Effective conflict resolution or confrontation is a crucial skill for leaders. Leaders who are able to confront issues effectively can create a more positive and productive work environment, build stronger relationships with their team members, promote collaboration and innovation, and are likely to achieve more of the results they want.
Why is effective confrontation, or conflict resolution, so important for leaders?
There are many reasons why it is so important for leaders. Here are just a few:
- To create a positive and productive work environment. Conflict can be a major source of stress and negativity in the workplace. When conflict is not resolved effectively, it can lead to decreased morale, productivity, and engagement. Leaders who are able to resolve conflict effectively can help to create a more positive and productive work environment for everyone.
- To enrich relationships with team members. Conflict can also damage relationships between team members. When conflict is not resolved effectively, it can lead to resentment, distrust, and communication problems. Leaders who are able to confront issues effectively can help to enrich relationships between team members, which can lead to improved collaboration and performance.

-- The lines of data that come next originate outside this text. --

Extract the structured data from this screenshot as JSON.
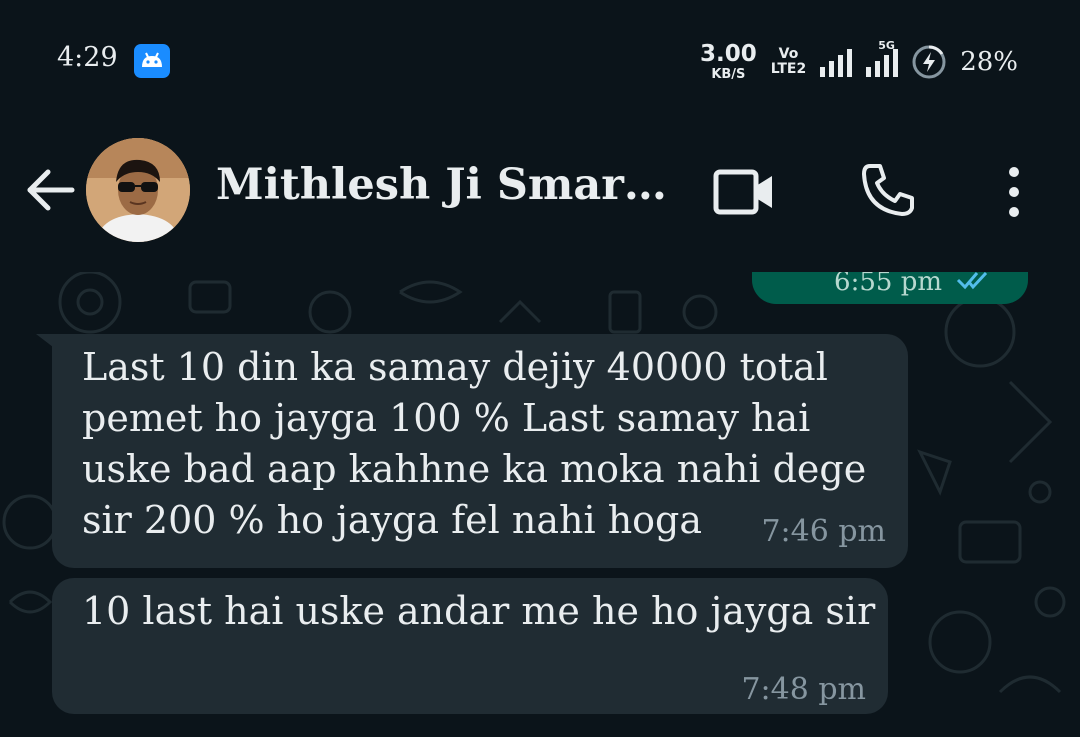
{
  "status_bar": {
    "time": "4:29",
    "speed_value": "3.00",
    "speed_unit": "KB/S",
    "volte_line1": "Vo",
    "volte_line2": "LTE2",
    "network_label": "5G",
    "battery_percent": "28%"
  },
  "header": {
    "contact_name": "Mithlesh Ji Smart D..."
  },
  "messages": [
    {
      "direction": "incoming",
      "text": "Last 10 din ka samay dejiy 40000 total\npemet ho jayga 100 % Last samay hai\nuske bad aap kahhne ka moka nahi dege\nsir 200 % ho jayga fel nahi hoga",
      "time": "7:46 pm"
    },
    {
      "direction": "incoming",
      "text": "10 last hai uske andar me he ho jayga sir",
      "time": "7:48 pm"
    }
  ],
  "partial_outgoing": {
    "time": "6:55 pm"
  },
  "colors": {
    "background": "#0b141a",
    "incoming_bubble": "#202c33",
    "outgoing_bubble": "#005c4b",
    "text": "#e9edef",
    "timestamp": "#8696a0",
    "read_ticks": "#53bdeb",
    "android_badge": "#1a8cff"
  }
}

- To promote collaboration and innovation. Conflict can also stifle collaboration and innovation. When team members are in conflict, they are less likely to be willing to share ideas and work together. Leaders who are able to confront issues effectively can help to create a more collaborative and innovative work environment, which can lead to better outcomes for the team and the organization.

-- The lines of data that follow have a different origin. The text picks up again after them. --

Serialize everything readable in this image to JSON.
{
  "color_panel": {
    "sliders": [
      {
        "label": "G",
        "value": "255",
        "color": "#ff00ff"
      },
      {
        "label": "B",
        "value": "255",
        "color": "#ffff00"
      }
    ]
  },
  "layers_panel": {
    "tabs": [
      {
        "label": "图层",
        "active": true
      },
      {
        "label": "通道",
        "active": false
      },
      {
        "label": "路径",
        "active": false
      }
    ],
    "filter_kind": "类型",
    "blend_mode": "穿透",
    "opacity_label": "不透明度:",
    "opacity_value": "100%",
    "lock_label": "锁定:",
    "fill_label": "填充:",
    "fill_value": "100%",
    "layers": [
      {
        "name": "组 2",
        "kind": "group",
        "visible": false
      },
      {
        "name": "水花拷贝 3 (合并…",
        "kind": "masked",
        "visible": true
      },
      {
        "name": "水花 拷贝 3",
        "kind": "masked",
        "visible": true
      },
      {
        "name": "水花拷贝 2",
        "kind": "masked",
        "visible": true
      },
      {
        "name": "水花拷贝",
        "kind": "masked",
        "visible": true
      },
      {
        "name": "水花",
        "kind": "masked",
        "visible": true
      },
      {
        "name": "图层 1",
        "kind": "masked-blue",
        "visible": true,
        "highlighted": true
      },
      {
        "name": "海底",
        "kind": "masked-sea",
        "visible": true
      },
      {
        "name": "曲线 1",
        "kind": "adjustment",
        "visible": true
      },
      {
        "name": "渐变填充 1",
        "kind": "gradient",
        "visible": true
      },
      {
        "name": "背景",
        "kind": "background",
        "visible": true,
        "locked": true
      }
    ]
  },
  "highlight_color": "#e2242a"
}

Many of us feel fear, anger, discomfort, or anxiety about clearly confronting issues with others. We often find justifications for avoiding the conversation altogether. We wind up with resentment, which is very stress producing and it leaves the other person in charge. We give over our power. It also takes a physical and mental toll, building stress over time. The irony is that the very outcomes we fear in confronting an issue are practically guaranteed to show up if we don’t address the issue.
Instead of looking at confrontation as something to be armed and armored for, ready for a battle, look at conflict resolution as a search for the truth, for understanding the root cause of what is happening.

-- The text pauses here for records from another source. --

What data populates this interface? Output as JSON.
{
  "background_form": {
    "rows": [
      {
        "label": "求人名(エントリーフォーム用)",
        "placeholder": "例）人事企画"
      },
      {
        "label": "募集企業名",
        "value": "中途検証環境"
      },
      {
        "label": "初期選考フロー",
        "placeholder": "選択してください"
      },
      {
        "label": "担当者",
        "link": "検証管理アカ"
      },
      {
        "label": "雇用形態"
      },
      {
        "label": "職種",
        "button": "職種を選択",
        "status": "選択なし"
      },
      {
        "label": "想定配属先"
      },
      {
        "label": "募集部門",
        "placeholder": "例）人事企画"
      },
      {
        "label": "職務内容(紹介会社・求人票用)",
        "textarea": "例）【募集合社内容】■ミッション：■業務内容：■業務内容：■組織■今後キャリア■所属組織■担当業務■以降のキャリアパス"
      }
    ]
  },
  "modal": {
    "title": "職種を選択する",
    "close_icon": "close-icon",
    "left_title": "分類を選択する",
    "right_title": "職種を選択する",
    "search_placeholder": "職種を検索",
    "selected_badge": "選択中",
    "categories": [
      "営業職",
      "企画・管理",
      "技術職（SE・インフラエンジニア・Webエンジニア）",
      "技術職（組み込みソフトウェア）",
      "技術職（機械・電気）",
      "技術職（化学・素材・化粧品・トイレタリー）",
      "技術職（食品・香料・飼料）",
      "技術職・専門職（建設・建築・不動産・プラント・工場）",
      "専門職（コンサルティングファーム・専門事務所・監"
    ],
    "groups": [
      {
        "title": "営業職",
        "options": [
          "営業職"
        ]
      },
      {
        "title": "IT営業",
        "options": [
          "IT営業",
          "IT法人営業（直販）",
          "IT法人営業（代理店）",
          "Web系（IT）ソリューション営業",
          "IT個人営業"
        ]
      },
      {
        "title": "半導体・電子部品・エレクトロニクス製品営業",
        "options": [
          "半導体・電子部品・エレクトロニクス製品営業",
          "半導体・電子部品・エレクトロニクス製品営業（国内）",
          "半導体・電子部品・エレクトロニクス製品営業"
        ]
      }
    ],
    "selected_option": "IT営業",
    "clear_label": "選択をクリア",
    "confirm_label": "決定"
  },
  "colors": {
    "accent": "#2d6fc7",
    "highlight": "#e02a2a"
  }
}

How can leaders develop their ability to effectively confront issues?
Here are some specific strategies that leaders can use to confront issues effectively:
- Meet with the parties involved individually.
- Go into the conversation with curiosity to find out the root cause of the issue. This will give you a chance to hear each person’s side of the story and to get a better understanding of the situation.
- Name the specific issue. If you have many issues with the person, choose the most important one, or see if there is one over-arching issue. Remember, just one issue, and be specific.
- Give specific examples of the issue you are confronting.
- Describe your emotions around the issue. Talking about emotions is intimate and disarming. Emotions make it personal.
- Clarify what is at stake to gain when the issue is resolved; what’s at stake for them, for the team, and for the company.
- Indicate your wish to resolve the issue. This indicates good intentions.
- Invite them to share their perspective, and their side of the story, and go into active listening mode.
- Get curious, ask clarifying questions, and allow the person to express themselves clearly. Ask more questions and repeat what you’ve heard to make sure you’re understanding them correctly, and to let them know you are truly listening.
- Clearly state your intention and restate the issue to come full circle. Restating the issue refocuses the other person’s attention on the issue.
- Brainstorm solutions together. This can help to foster collaboration and to generate creative solutions.
- Help them to evaluate the different solutions and to choose the one that is best for everyone involved.
- Make the agreement.
**Be sure to follow up to make sure that the solution is working and that the issue has been resolved.
Confronting issues effectively is a crucial skill for leadership.
Leaders who are able to do this can create a more positive and productive work environment, build stronger relationships with their team members, and promote collaboration and innovation.
Here are some additional tips for effective conflict resolution:
- Stay calm and collected – when resolving conflict. Avoid getting emotional or defensive.
- Be respectful – Even if you disagree with the other person, it is important to treat them with respect.
- Listen actively – When the other person is speaking, listen actively and try to understand their perspective.
- Show empathy – being able to see conflict from another’s point of view to avoid bringing one’s own preconceptions to the table
- Be willing to apologize – If you have made a mistake, be willing to apologize.
- Be forgiving – If the other person has made a mistake, be willing to forgive them.
If you are a leader, it is important to invest time and effort in developing your conflict resolution skills. One resource available to help you do this is the Fierce Confront conversation training and workshops.
Remember, confronting and conflict resolution are not conversations to be feared or avoided. Ensuring that these conversations take place is up to you. In other words, if you know something must change, then know that it is you who must initiate the change.